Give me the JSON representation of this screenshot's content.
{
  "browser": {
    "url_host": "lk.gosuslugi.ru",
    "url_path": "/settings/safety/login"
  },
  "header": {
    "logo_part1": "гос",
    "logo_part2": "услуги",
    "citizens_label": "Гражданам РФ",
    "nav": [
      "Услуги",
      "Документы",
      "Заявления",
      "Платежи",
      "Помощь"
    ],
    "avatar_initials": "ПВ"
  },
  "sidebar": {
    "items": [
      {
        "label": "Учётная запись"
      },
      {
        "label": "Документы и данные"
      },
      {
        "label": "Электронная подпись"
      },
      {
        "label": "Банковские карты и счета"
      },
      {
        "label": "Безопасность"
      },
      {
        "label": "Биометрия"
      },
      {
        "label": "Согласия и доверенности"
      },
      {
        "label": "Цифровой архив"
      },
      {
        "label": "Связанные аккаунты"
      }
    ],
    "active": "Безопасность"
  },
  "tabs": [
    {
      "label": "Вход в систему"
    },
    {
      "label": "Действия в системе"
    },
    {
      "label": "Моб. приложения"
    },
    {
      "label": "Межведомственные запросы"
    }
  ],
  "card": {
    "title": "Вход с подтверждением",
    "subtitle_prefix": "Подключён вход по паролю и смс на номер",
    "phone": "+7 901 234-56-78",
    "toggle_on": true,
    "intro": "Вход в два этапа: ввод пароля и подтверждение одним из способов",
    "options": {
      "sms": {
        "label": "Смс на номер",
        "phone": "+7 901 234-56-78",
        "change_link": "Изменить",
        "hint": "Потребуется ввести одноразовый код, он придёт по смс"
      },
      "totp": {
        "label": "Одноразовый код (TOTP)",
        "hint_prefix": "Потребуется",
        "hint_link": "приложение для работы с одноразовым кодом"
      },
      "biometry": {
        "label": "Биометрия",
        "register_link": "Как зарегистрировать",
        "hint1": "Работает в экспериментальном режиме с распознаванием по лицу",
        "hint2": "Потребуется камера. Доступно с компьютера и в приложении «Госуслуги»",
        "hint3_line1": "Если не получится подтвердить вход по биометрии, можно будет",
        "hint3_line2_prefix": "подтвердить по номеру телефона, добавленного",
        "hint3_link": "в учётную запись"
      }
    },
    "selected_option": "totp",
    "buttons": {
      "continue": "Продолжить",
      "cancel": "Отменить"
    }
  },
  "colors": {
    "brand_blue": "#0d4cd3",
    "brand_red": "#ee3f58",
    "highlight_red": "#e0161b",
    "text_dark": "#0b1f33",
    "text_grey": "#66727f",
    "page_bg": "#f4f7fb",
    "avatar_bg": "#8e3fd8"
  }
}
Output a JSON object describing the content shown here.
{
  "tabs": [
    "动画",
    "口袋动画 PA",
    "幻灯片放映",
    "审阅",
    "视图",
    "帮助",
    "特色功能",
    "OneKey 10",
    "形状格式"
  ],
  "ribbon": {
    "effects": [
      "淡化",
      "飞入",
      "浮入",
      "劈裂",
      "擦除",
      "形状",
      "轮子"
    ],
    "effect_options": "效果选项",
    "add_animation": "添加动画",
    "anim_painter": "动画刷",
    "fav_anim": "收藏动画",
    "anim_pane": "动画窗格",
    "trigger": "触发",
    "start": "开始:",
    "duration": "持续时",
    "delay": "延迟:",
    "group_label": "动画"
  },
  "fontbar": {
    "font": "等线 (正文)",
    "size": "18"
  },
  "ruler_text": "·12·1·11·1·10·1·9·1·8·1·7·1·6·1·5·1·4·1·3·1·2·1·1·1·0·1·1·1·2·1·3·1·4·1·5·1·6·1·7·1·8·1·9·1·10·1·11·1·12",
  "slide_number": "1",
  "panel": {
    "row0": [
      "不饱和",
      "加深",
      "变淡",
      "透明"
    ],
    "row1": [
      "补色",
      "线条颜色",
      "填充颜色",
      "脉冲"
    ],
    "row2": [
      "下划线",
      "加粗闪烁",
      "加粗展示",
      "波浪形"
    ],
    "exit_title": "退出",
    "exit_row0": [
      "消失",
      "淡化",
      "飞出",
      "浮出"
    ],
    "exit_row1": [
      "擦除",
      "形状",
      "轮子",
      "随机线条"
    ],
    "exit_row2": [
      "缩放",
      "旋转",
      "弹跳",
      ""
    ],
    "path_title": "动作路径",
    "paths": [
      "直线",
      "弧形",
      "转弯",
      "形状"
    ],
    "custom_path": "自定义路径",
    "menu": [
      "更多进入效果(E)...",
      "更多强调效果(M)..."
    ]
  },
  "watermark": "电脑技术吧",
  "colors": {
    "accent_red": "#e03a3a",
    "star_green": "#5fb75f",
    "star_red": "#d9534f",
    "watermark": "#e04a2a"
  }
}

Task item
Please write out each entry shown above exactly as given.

Task response
Give me the JSON representation of this screenshot's content.
{
  "browser": {
    "url_host": "lk.gosuslugi.ru",
    "url_path": "/settings/safety/login"
  },
  "header": {
    "logo_part1": "гос",
    "logo_part2": "услуги",
    "citizens_label": "Гражданам РФ",
    "nav": [
      "Услуги",
      "Документы",
      "Заявления",
      "Платежи",
      "Помощь"
    ],
    "avatar_initials": "ПВ"
  },
  "sidebar": {
    "items": [
      {
        "label": "Учётная запись"
      },
      {
        "label": "Документы и данные"
      },
      {
        "label": "Электронная подпись"
      },
      {
        "label": "Банковские карты и счета"
      },
      {
        "label": "Безопасность"
      },
      {
        "label": "Биометрия"
      },
      {
        "label": "Согласия и доверенности"
      },
      {
        "label": "Цифровой архив"
      },
      {
        "label": "Связанные аккаунты"
      }
    ],
    "active": "Безопасность"
  },
  "tabs": [
    {
      "label": "Вход в систему"
    },
    {
      "label": "Действия в системе"
    },
    {
      "label": "Моб. приложения"
    },
    {
      "label": "Межведомственные запросы"
    }
  ],
  "card": {
    "title": "Вход с подтверждением",
    "subtitle_prefix": "Подключён вход по паролю и смс на номер",
    "phone": "+7 901 234-56-78",
    "toggle_on": true,
    "intro": "Вход в два этапа: ввод пароля и подтверждение одним из способов",
    "options": {
      "sms": {
        "label": "Смс на номер",
        "phone": "+7 901 234-56-78",
        "change_link": "Изменить",
        "hint": "Потребуется ввести одноразовый код, он придёт по смс"
      },
      "totp": {
        "label": "Одноразовый код (TOTP)",
        "hint_prefix": "Потребуется",
        "hint_link": "приложение для работы с одноразовым кодом"
      },
      "biometry": {
        "label": "Биометрия",
        "register_link": "Как зарегистрировать",
        "hint1": "Работает в экспериментальном режиме с распознаванием по лицу",
        "hint2": "Потребуется камера. Доступно с компьютера и в приложении «Госуслуги»",
        "hint3_line1": "Если не получится подтвердить вход по биометрии, можно будет",
        "hint3_line2_prefix": "подтвердить по номеру телефона, добавленного",
        "hint3_link": "в учётную запись"
      }
    },
    "selected_option": "totp",
    "buttons": {
      "continue": "Продолжить",
      "cancel": "Отменить"
    }
  },
  "colors": {
    "brand_blue": "#0d4cd3",
    "brand_red": "#ee3f58",
    "highlight_red": "#e0161b",
    "text_dark": "#0b1f33",
    "text_grey": "#66727f",
    "page_bg": "#f4f7fb",
    "avatar_bg": "#8e3fd8"
  }
}
Output a JSON object describing the content shown here.
{
  "tabs": [
    "动画",
    "口袋动画 PA",
    "幻灯片放映",
    "审阅",
    "视图",
    "帮助",
    "特色功能",
    "OneKey 10",
    "形状格式"
  ],
  "ribbon": {
    "effects": [
      "淡化",
      "飞入",
      "浮入",
      "劈裂",
      "擦除",
      "形状",
      "轮子"
    ],
    "effect_options": "效果选项",
    "add_animation": "添加动画",
    "anim_painter": "动画刷",
    "fav_anim": "收藏动画",
    "anim_pane": "动画窗格",
    "trigger": "触发",
    "start": "开始:",
    "duration": "持续时",
    "delay": "延迟:",
    "group_label": "动画"
  },
  "fontbar": {
    "font": "等线 (正文)",
    "size": "18"
  },
  "ruler_text": "·12·1·11·1·10·1·9·1·8·1·7·1·6·1·5·1·4·1·3·1·2·1·1·1·0·1·1·1·2·1·3·1·4·1·5·1·6·1·7·1·8·1·9·1·10·1·11·1·12",
  "slide_number": "1",
  "panel": {
    "row0": [
      "不饱和",
      "加深",
      "变淡",
      "透明"
    ],
    "row1": [
      "补色",
      "线条颜色",
      "填充颜色",
      "脉冲"
    ],
    "row2": [
      "下划线",
      "加粗闪烁",
      "加粗展示",
      "波浪形"
    ],
    "exit_title": "退出",
    "exit_row0": [
      "消失",
      "淡化",
      "飞出",
      "浮出"
    ],
    "exit_row1": [
      "擦除",
      "形状",
      "轮子",
      "随机线条"
    ],
    "exit_row2": [
      "缩放",
      "旋转",
      "弹跳",
      ""
    ],
    "path_title": "动作路径",
    "paths": [
      "直线",
      "弧形",
      "转弯",
      "形状"
    ],
    "custom_path": "自定义路径",
    "menu": [
      "更多进入效果(E)...",
      "更多强调效果(M)..."
    ]
  },
  "watermark": "电脑技术吧",
  "colors": {
    "accent_red": "#e03a3a",
    "star_green": "#5fb75f",
    "star_red": "#d9534f",
    "watermark": "#e04a2a"
  }
}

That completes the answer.